* [Available records]
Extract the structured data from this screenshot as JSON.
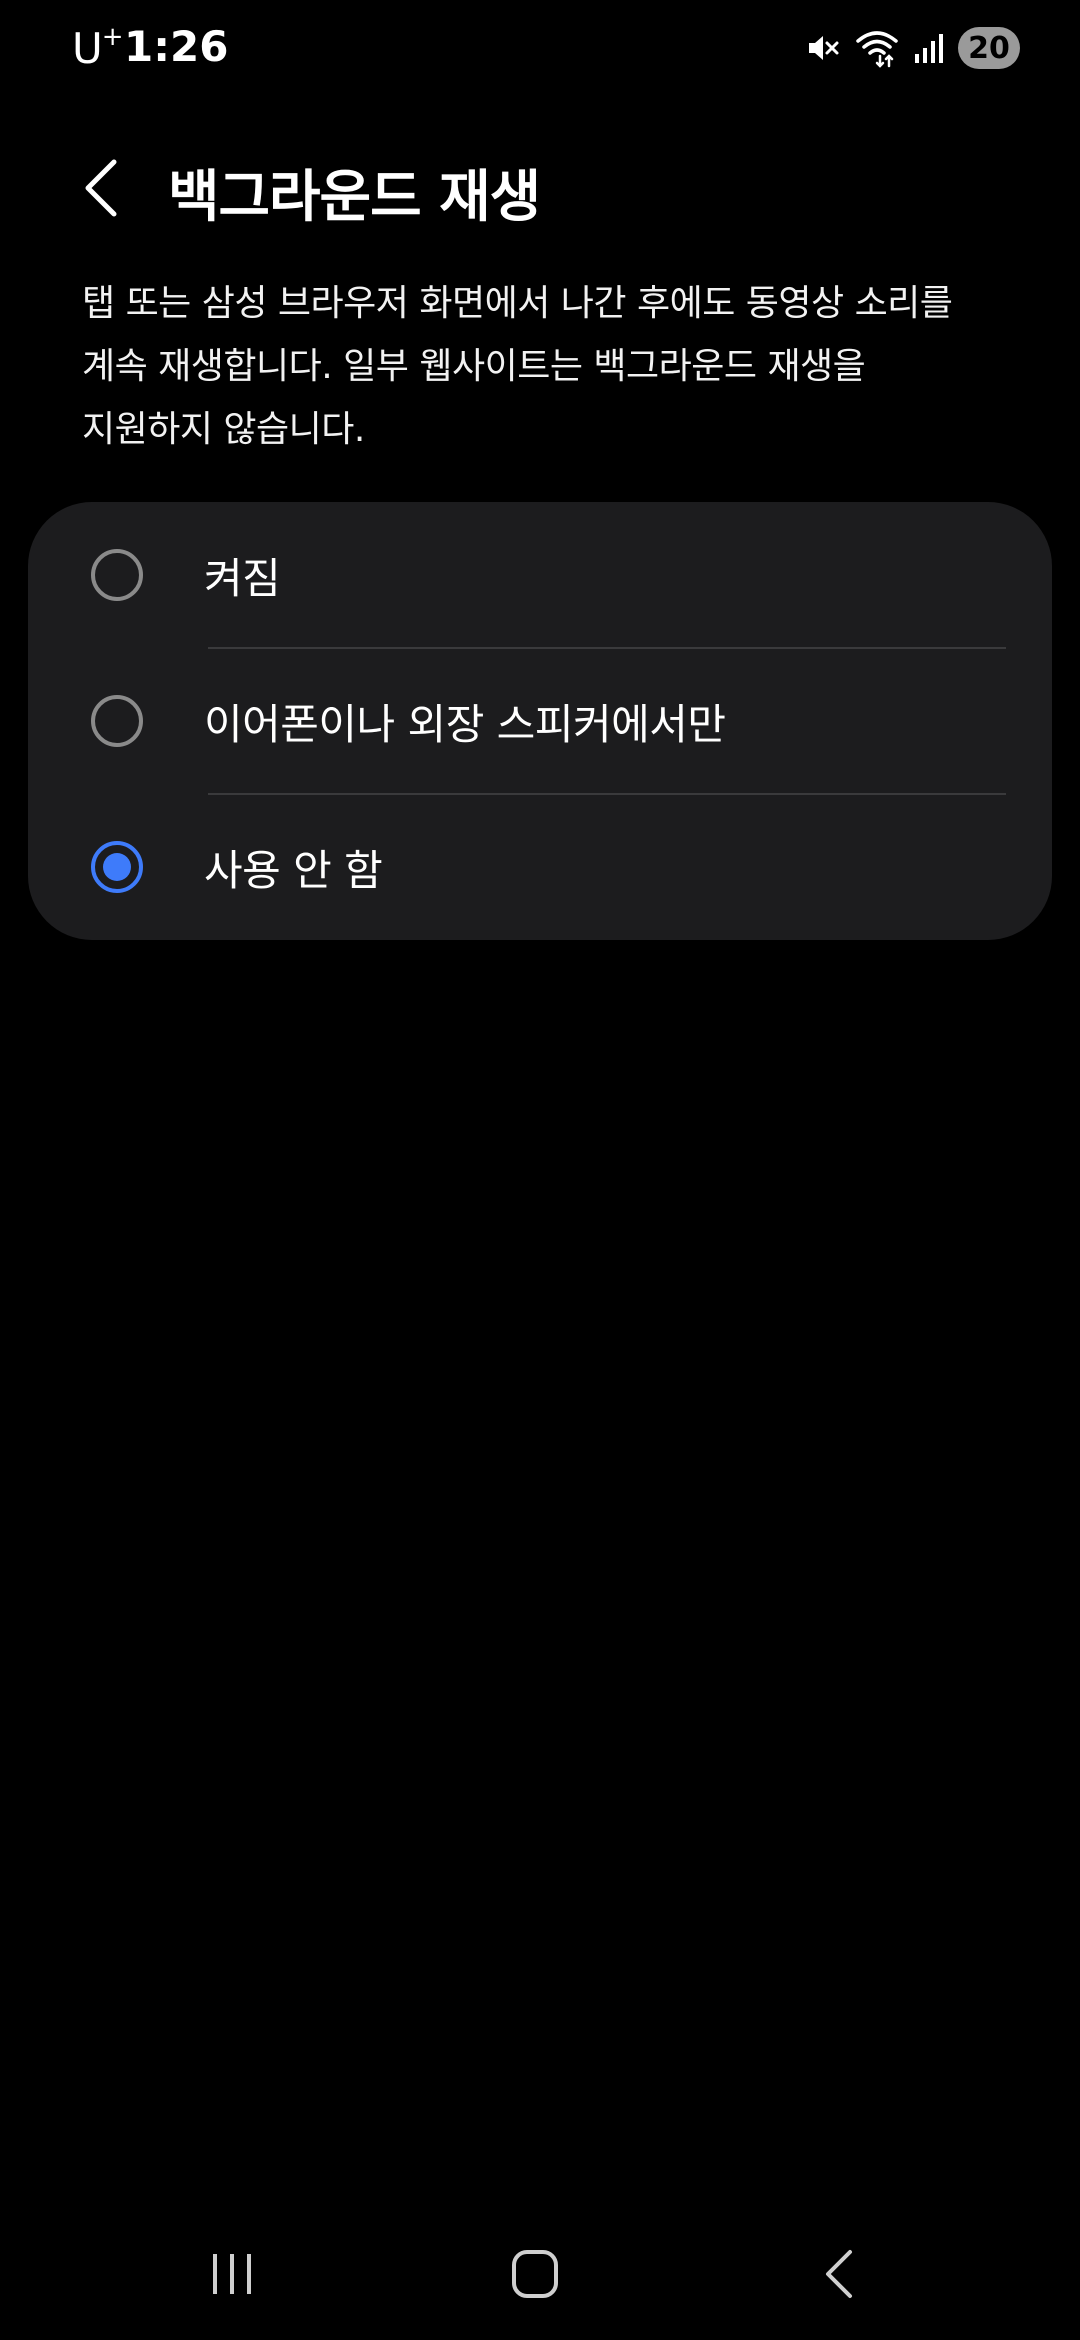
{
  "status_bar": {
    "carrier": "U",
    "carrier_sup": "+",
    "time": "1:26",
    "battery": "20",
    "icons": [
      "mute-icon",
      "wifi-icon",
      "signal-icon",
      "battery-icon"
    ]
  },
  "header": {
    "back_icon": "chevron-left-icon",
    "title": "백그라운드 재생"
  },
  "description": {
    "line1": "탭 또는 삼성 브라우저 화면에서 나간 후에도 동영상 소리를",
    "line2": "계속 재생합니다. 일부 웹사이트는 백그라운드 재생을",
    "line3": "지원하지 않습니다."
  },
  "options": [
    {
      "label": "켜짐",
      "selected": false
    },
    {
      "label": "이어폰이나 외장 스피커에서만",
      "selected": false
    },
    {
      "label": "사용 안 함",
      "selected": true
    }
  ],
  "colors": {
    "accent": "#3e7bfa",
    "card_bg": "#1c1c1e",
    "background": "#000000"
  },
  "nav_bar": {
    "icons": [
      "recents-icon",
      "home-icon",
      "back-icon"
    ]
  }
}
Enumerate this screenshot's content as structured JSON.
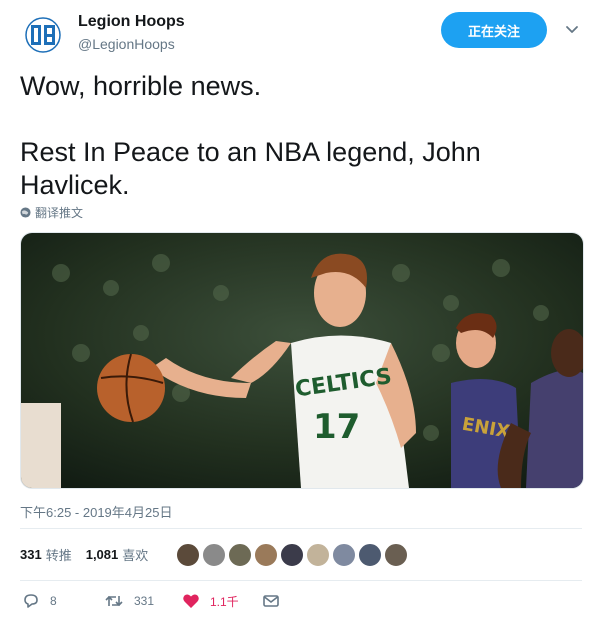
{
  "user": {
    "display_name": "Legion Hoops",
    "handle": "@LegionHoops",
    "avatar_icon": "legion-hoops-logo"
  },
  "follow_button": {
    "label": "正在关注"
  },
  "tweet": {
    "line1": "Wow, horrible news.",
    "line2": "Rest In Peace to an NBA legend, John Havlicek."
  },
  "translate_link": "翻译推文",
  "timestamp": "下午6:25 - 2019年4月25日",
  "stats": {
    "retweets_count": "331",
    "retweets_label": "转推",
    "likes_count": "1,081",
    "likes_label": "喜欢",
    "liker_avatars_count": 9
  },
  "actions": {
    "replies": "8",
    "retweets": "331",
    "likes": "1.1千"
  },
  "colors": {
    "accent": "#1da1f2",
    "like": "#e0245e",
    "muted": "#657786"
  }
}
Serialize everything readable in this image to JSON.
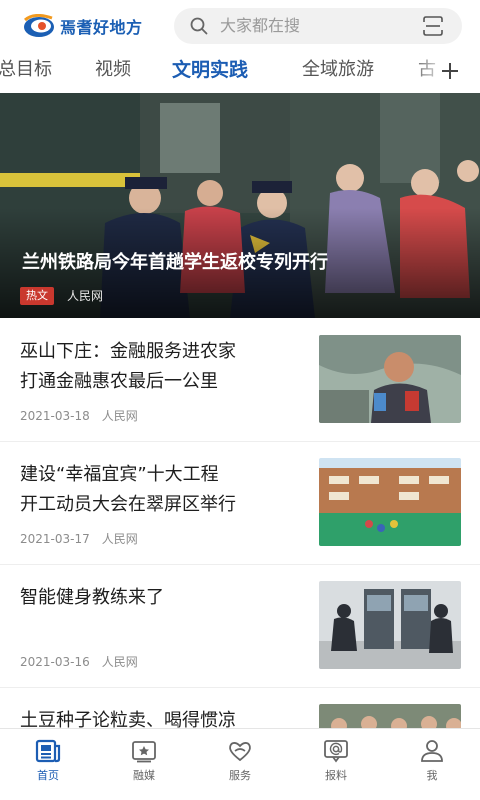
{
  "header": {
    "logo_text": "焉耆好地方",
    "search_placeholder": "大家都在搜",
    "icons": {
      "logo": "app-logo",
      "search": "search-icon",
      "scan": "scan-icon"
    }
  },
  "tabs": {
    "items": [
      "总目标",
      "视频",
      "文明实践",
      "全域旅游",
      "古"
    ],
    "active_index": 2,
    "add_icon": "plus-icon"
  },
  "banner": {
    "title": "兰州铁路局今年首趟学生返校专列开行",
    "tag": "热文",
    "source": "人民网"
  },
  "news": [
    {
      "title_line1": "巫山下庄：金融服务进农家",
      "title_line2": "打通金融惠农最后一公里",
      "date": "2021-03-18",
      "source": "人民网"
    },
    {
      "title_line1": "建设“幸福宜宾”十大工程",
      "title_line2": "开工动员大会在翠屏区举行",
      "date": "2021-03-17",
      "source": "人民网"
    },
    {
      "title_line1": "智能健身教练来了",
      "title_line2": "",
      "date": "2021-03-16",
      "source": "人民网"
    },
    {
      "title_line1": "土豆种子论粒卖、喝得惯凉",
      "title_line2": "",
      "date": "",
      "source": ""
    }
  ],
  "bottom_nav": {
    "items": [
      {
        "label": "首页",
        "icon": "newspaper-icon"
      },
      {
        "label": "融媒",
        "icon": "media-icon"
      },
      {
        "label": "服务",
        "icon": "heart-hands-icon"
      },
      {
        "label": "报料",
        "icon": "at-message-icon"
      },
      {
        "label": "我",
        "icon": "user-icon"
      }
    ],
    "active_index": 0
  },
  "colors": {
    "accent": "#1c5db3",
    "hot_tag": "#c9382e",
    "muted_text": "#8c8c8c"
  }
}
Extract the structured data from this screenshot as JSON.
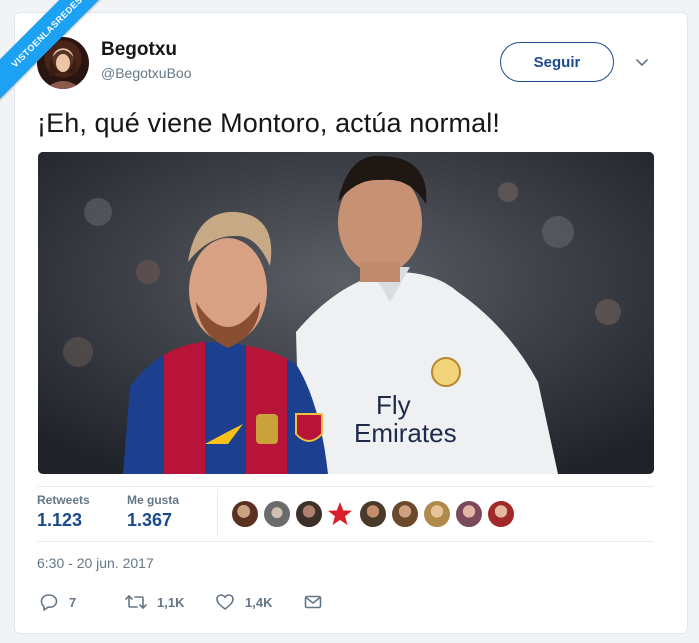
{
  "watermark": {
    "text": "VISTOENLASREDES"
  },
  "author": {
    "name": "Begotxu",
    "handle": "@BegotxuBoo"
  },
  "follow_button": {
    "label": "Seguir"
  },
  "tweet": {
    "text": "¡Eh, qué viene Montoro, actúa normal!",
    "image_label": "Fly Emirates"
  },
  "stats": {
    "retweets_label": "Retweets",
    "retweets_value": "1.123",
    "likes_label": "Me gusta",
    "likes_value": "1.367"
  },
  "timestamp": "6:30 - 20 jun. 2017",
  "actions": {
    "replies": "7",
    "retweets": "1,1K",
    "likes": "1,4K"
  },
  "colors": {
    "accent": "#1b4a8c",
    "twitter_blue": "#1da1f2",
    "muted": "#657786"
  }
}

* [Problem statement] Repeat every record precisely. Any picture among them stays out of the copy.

* [Answer section]
Extract the structured data from this screenshot as JSON.
{
  "status_bar": {
    "carrier": "U",
    "carrier_sup": "+",
    "time": "1:26",
    "battery": "20",
    "icons": [
      "mute-icon",
      "wifi-icon",
      "signal-icon",
      "battery-icon"
    ]
  },
  "header": {
    "back_icon": "chevron-left-icon",
    "title": "백그라운드 재생"
  },
  "description": {
    "line1": "탭 또는 삼성 브라우저 화면에서 나간 후에도 동영상 소리를",
    "line2": "계속 재생합니다. 일부 웹사이트는 백그라운드 재생을",
    "line3": "지원하지 않습니다."
  },
  "options": [
    {
      "label": "켜짐",
      "selected": false
    },
    {
      "label": "이어폰이나 외장 스피커에서만",
      "selected": false
    },
    {
      "label": "사용 안 함",
      "selected": true
    }
  ],
  "colors": {
    "accent": "#3e7bfa",
    "card_bg": "#1c1c1e",
    "background": "#000000"
  },
  "nav_bar": {
    "icons": [
      "recents-icon",
      "home-icon",
      "back-icon"
    ]
  }
}
Enumerate this screenshot's content as structured JSON.
{
  "user": {
    "display_name": "Legion Hoops",
    "handle": "@LegionHoops",
    "avatar_icon": "legion-hoops-logo"
  },
  "follow_button": {
    "label": "正在关注"
  },
  "tweet": {
    "line1": "Wow, horrible news.",
    "line2": "Rest In Peace to an NBA legend, John Havlicek."
  },
  "translate_link": "翻译推文",
  "timestamp": "下午6:25 - 2019年4月25日",
  "stats": {
    "retweets_count": "331",
    "retweets_label": "转推",
    "likes_count": "1,081",
    "likes_label": "喜欢",
    "liker_avatars_count": 9
  },
  "actions": {
    "replies": "8",
    "retweets": "331",
    "likes": "1.1千"
  },
  "colors": {
    "accent": "#1da1f2",
    "like": "#e0245e",
    "muted": "#657786"
  }
}
Serialize everything readable in this image to JSON.
{
  "header": {
    "logo_text": "焉耆好地方",
    "search_placeholder": "大家都在搜",
    "icons": {
      "logo": "app-logo",
      "search": "search-icon",
      "scan": "scan-icon"
    }
  },
  "tabs": {
    "items": [
      "总目标",
      "视频",
      "文明实践",
      "全域旅游",
      "古"
    ],
    "active_index": 2,
    "add_icon": "plus-icon"
  },
  "banner": {
    "title": "兰州铁路局今年首趟学生返校专列开行",
    "tag": "热文",
    "source": "人民网"
  },
  "news": [
    {
      "title_line1": "巫山下庄：金融服务进农家",
      "title_line2": "打通金融惠农最后一公里",
      "date": "2021-03-18",
      "source": "人民网"
    },
    {
      "title_line1": "建设“幸福宜宾”十大工程",
      "title_line2": "开工动员大会在翠屏区举行",
      "date": "2021-03-17",
      "source": "人民网"
    },
    {
      "title_line1": "智能健身教练来了",
      "title_line2": "",
      "date": "2021-03-16",
      "source": "人民网"
    },
    {
      "title_line1": "土豆种子论粒卖、喝得惯凉",
      "title_line2": "",
      "date": "",
      "source": ""
    }
  ],
  "bottom_nav": {
    "items": [
      {
        "label": "首页",
        "icon": "newspaper-icon"
      },
      {
        "label": "融媒",
        "icon": "media-icon"
      },
      {
        "label": "服务",
        "icon": "heart-hands-icon"
      },
      {
        "label": "报料",
        "icon": "at-message-icon"
      },
      {
        "label": "我",
        "icon": "user-icon"
      }
    ],
    "active_index": 0
  },
  "colors": {
    "accent": "#1c5db3",
    "hot_tag": "#c9382e",
    "muted_text": "#8c8c8c"
  }
}
Extract the structured data from this screenshot as JSON.
{
  "watermark": {
    "text": "VISTOENLASREDES"
  },
  "author": {
    "name": "Begotxu",
    "handle": "@BegotxuBoo"
  },
  "follow_button": {
    "label": "Seguir"
  },
  "tweet": {
    "text": "¡Eh, qué viene Montoro, actúa normal!",
    "image_label": "Fly Emirates"
  },
  "stats": {
    "retweets_label": "Retweets",
    "retweets_value": "1.123",
    "likes_label": "Me gusta",
    "likes_value": "1.367"
  },
  "timestamp": "6:30 - 20 jun. 2017",
  "actions": {
    "replies": "7",
    "retweets": "1,1K",
    "likes": "1,4K"
  },
  "colors": {
    "accent": "#1b4a8c",
    "twitter_blue": "#1da1f2",
    "muted": "#657786"
  }
}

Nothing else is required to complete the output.